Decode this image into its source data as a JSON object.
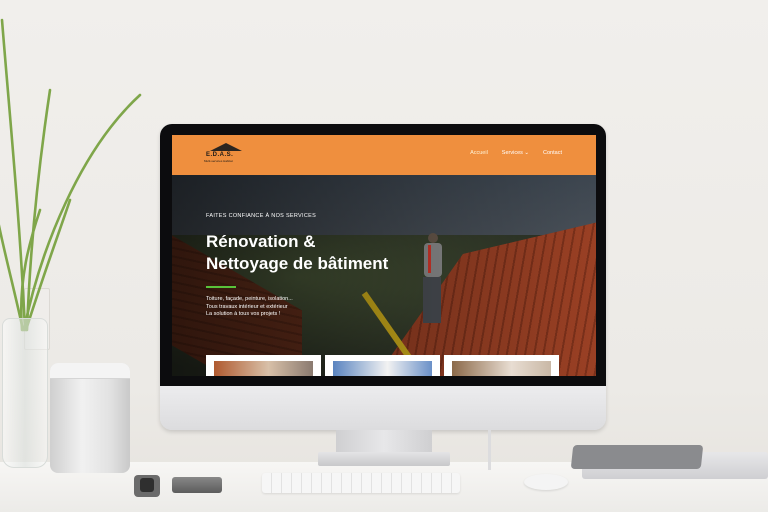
{
  "site": {
    "logo_text": "E.D.A.S.",
    "logo_subtext": "Multi-services Habitat",
    "nav": {
      "items": [
        {
          "label": "Accueil"
        },
        {
          "label": "Services"
        },
        {
          "label": "Contact"
        }
      ],
      "services_caret": "⌄"
    },
    "hero": {
      "kicker": "FAITES CONFIANCE À NOS SERVICES",
      "headline_line1": "Rénovation &",
      "headline_line2": "Nettoyage de bâtiment",
      "desc_line1": "Toiture, façade, peinture, isolation...",
      "desc_line2": "Tous travaux intérieur et extérieur",
      "desc_line3": "La solution à tous vos projets !"
    },
    "colors": {
      "nav_bg": "#ef8f3e",
      "accent_green": "#59c23a"
    }
  },
  "hardware": {
    "apple_logo": ""
  }
}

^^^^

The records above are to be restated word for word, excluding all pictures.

● **Exercise solution**:
Decode this image into its source data as a JSON object.
{
  "site": {
    "logo_text": "E.D.A.S.",
    "logo_subtext": "Multi-services Habitat",
    "nav": {
      "items": [
        {
          "label": "Accueil"
        },
        {
          "label": "Services"
        },
        {
          "label": "Contact"
        }
      ],
      "services_caret": "⌄"
    },
    "hero": {
      "kicker": "FAITES CONFIANCE À NOS SERVICES",
      "headline_line1": "Rénovation &",
      "headline_line2": "Nettoyage de bâtiment",
      "desc_line1": "Toiture, façade, peinture, isolation...",
      "desc_line2": "Tous travaux intérieur et extérieur",
      "desc_line3": "La solution à tous vos projets !"
    },
    "colors": {
      "nav_bg": "#ef8f3e",
      "accent_green": "#59c23a"
    }
  },
  "hardware": {
    "apple_logo": ""
  }
}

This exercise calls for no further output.